How will Fruit Crop Diseases Respond to the Drought of 2010?

article comes to you from the January 2011 edition of “The Latest
Dirt” – the newsletter of the Cooperative Extension Service of the
University of Kentucky. It is authored by John Hartman, the Extension
Plant Pathology Specialist

will fruit crop diseases respond to the Drought of 2010?

Hartman, Extension Plant Pathology Specialist

this past growing season, Kentucky crops suffered from hot weather
and varying degrees of drought,
depending on location. In most of Western Kentucky, the drought began
in June, whereas in central
regions the drought began in August.

perennial crops such as apples and peaches, the drought likely
affected the health and productivity of Kentucky orchards. This past
summer, leaves of drought-stressed plants closed their stomata which
reduced their rate of photosynthesis. Photosynthesis reduction may
not kill a tree or shrub, but it means fewer carbohydrates are made
and stored for future use. Recently transplanted fruit trees posed
the greatest risk because they had not yet developed extensive root

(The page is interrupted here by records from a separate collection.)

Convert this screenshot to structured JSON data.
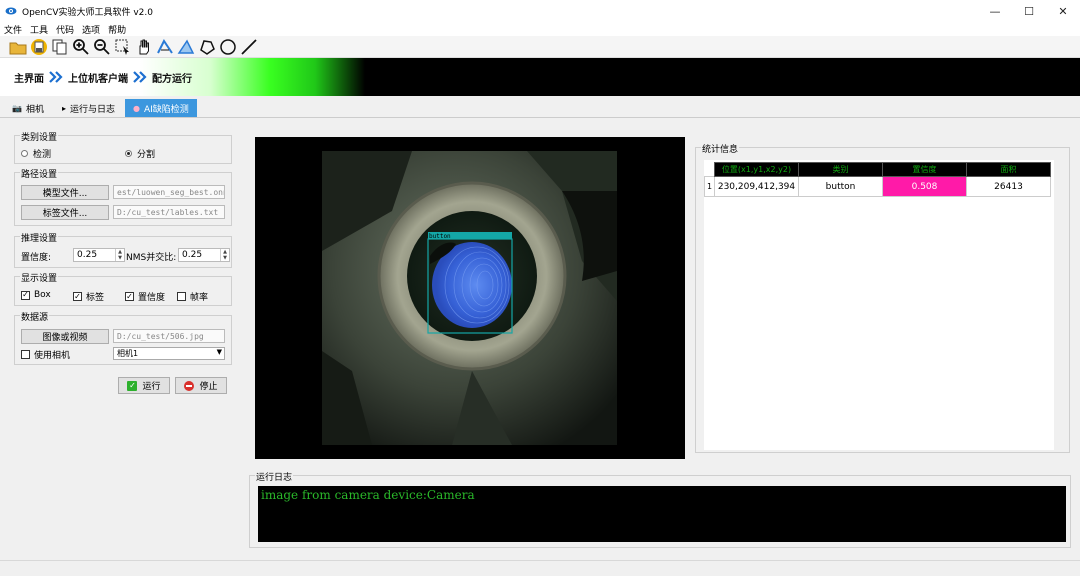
{
  "window": {
    "title": "OpenCV实验大师工具软件 v2.0",
    "controls": {
      "minimize": "—",
      "maximize": "☐",
      "close": "✕"
    }
  },
  "menu": [
    "文件",
    "工具",
    "代码",
    "选项",
    "帮助"
  ],
  "toolbar_icons": [
    "open-folder-icon",
    "save-icon",
    "copy-icon",
    "zoom-in-icon",
    "zoom-out-icon",
    "select-icon",
    "hand-icon",
    "polyline-icon",
    "polyline-alt-icon",
    "polygon-icon",
    "circle-icon",
    "line-icon"
  ],
  "breadcrumb": [
    "主界面",
    "上位机客户端",
    "配方运行"
  ],
  "tabs": [
    "相机",
    "运行与日志",
    "AI缺陷检测"
  ],
  "category": {
    "title": "类别设置",
    "option1": "检测",
    "option2": "分割",
    "selected": "分割"
  },
  "paths": {
    "title": "路径设置",
    "model_button": "模型文件...",
    "model_value": "est/luowen_seg_best.onnx",
    "label_button": "标签文件...",
    "label_value": "D:/cu_test/lables.txt"
  },
  "inference": {
    "title": "推理设置",
    "conf_label": "置信度:",
    "conf_value": "0.25",
    "nms_label": "NMS并交比:",
    "nms_value": "0.25"
  },
  "display": {
    "title": "显示设置",
    "box": {
      "label": "Box",
      "checked": true
    },
    "tag": {
      "label": "标签",
      "checked": true
    },
    "confidence": {
      "label": "置信度",
      "checked": true
    },
    "fps": {
      "label": "帧率",
      "checked": false
    }
  },
  "source": {
    "title": "数据源",
    "image_button": "图像或视频",
    "image_value": "D:/cu_test/506.jpg",
    "camera_label": "使用相机",
    "camera_checked": false,
    "camera_select": "相机1"
  },
  "actions": {
    "run": "运行",
    "stop": "停止"
  },
  "detection": {
    "label": "button"
  },
  "stats": {
    "title": "统计信息",
    "headers": [
      "位置(x1,y1,x2,y2)",
      "类别",
      "置信度",
      "面积"
    ],
    "rows": [
      {
        "index": "1",
        "position": "230,209,412,394",
        "category": "button",
        "confidence": "0.508",
        "area": "26413"
      }
    ],
    "highlight_color": "#ff1aa8",
    "header_text_color": "#10a810"
  },
  "log": {
    "title": "运行日志",
    "text": "image from camera device:Camera",
    "text_color": "#2ab82a"
  }
}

experiencing a drought, some fungal fruit diseases do not show
symptoms until the following season
after the drought has passed causing diseases such as Botryosphaeria
canker of apple or blueberry,
peach Cytospora canker, or Armillaria root rot of most tree fruits is
not clear.

stress condition may have interfered with the plants’ defenses
against such pathogens, or possibly, the
reduced carbohydrate reserves provided the plant less energy to fight
pathogen invasions. Some
apples and peaches, in their search for water, could have sacrificed
surface roots to the drought while
relying more heavily on deeper roots.

we have excessive rains in root rot diseases. This could leave fruit
trees with few functional roots so you
may expect additional orchard decline. A benefit of drought is a
possible reduction in foliar diseases in the next year. There could
be less carry-over inoculum from foliar and fruit diseases such as
apple scab, cherry leaf spot, powdery mildew, or fruit rot diseases,
for example. However, if we
have a wet spring, this could be a short-lived benefit.

ahead even farther, the rust infections of cedar that should have
occurred, but didn’t during the dry
2010 summer, might result in fewer cedar galls in the spring of 2012
plus less rust on apples that same
summer. Kentucky fruit growers should be aware that even after the
2010 drought ends, their fruit trees will still carry scars and
memories of it. If you want to improve tree health, you should reduce
competition from weeds, provide good drainage during wet periods plus
adequate water during
dry periods and thin fruits to avoid excessive fruit load.



information for the local Cooperative Extension Service is included
below. Be sure to reach out to them – they are a great resource and
we thank them for allowing us to share this article on our blog!

Extension Service


Barret Ave.

KY 40204-1782


(502) 569-3958

can also find them on facebook by searching for “Jefferson County
Cooperative Extension Service”